Pregnant Women Are Getting Less Stoned, More Binge Drinking, and Worse Than Ever

A new study out this week finds that pregnant women are drinking less and getting heavier in the hours before, during, and after they give birth.

“It’s a huge concern that women who are pregnant or who have had an episiotomy or caesarean will be drinking at these high levels,” says Dr. Michelle Pimentel, the senior author of the study, which was published in the journal BMJ Open.

“But the thing is, the effect is more pronounced in the first few weeks.”

The study is the first to examine the effects of pregnancy on alcohol consumption during the first week of life.

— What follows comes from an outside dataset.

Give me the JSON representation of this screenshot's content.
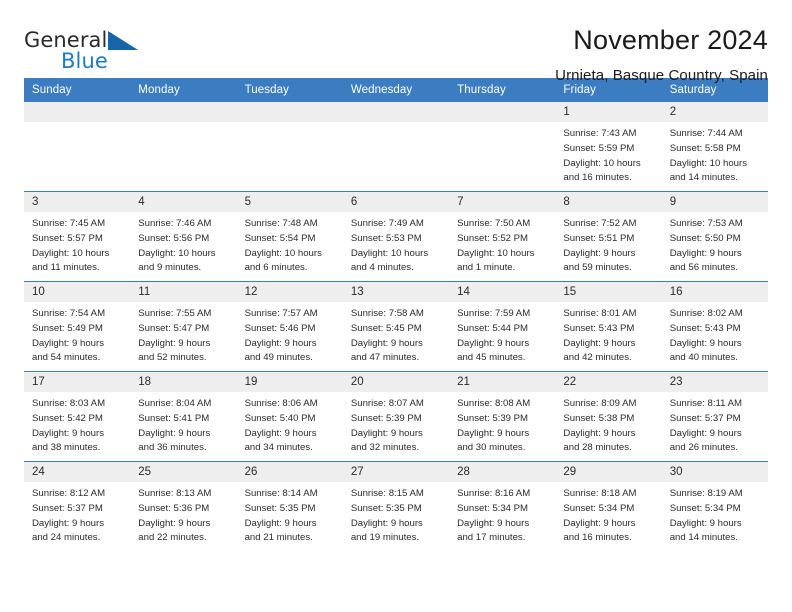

Pimentels team looked at data from the National Survey on Drug Use and Health, which measures a person’s daily alcohol consumption from the time they are born until the end of their first month of life, which is when they begin drinking and then stop drinking.

The researchers looked at the drinking patterns of 8,749 women who had delivered in hospitals between October 2015 and March 2016.

The team used the latest data available on the number of times each person drank in a 24-hour period.

The data showed that the most common type of alcohol consumed during pregnancy was a drink of wine, beer, or other alcoholic beverages.

For women who were younger than 35 years old, the most popular type of beer was beer, followed by wine, and then vodka.

“We’re seeing that more and more women are getting pregnant or getting a cesareen and then starting to drink, so it’s a real concern for the women,” says Pimentela.

“And that’s when you get into the binge drinking and things that can be harmful.”

The researchers did not have data on the alcohol consumed by the women who did not get pregnant or were pregnant.

Piments team found that women in their late-pregnancy years drank more during the last weeks of pregnancy, while they had more problems with their drinking later in pregnancy.

The drinking patterns for women who gave birth in hospitals during that time were similar to the drinking pattern for pregnant women.

They were more likely to drink during their first two weeks of labor, when they were more than three times as likely to be pregnant.

Drinking in the last hours of labor was more common in women who delivered before age 37, the group at highest risk for cesaresis.

But for women whose babies were born between 37 and 37 weeks, the drinking did not differ significantly between the groups.

The study also found that binge drinking was most common during the second week of pregnancy and was associated with increased risk for having preterm birth, preterm delivery, or low birth weight.

The research also found an association between binge drinking in the second trimester and preterm births, low birth weights, and low birthweight in later pregnancies.

The association was most pronounced for the youngest and most fragile babies.

The women who drank the most during the third trimester had the most risk for low birthweights and the highest risk of preterm deliveries.

The findings may have implications for the treatment of pregnant women who drink more during pregnancy.

Pregaels team also found a positive association between the number and frequency of binge drinking during pregnancy and the number, type, and intensity of cesarian deliveries, which include caesarian sections.

But the effects on the babies are not yet known.

The new study is one of the first of its kind to look at the effects that pregnancy has on a pregnant woman’s alcohol consumption.

But it is only one study, and the researchers caution that the results should be interpreted with caution.

“If you’re a pregnant person and you’re drinking, you’re not going to get drunk as much,” says Elizabeth Mancuso, a pediatrician at the University of Texas Southwestern Medical Center.

Mancuscuso says it is important to talk to your health care provider about the risks associated with binge drinking.

“The important thing is to be mindful and to drink responsibly,” she says.

“Pregaesis is very different than having an episotomy or a caesaresan, so I would encourage women who have these things to get tested and talk to their health care providers about it.

They’re not just going to think it’s something that happens during pregnancy.”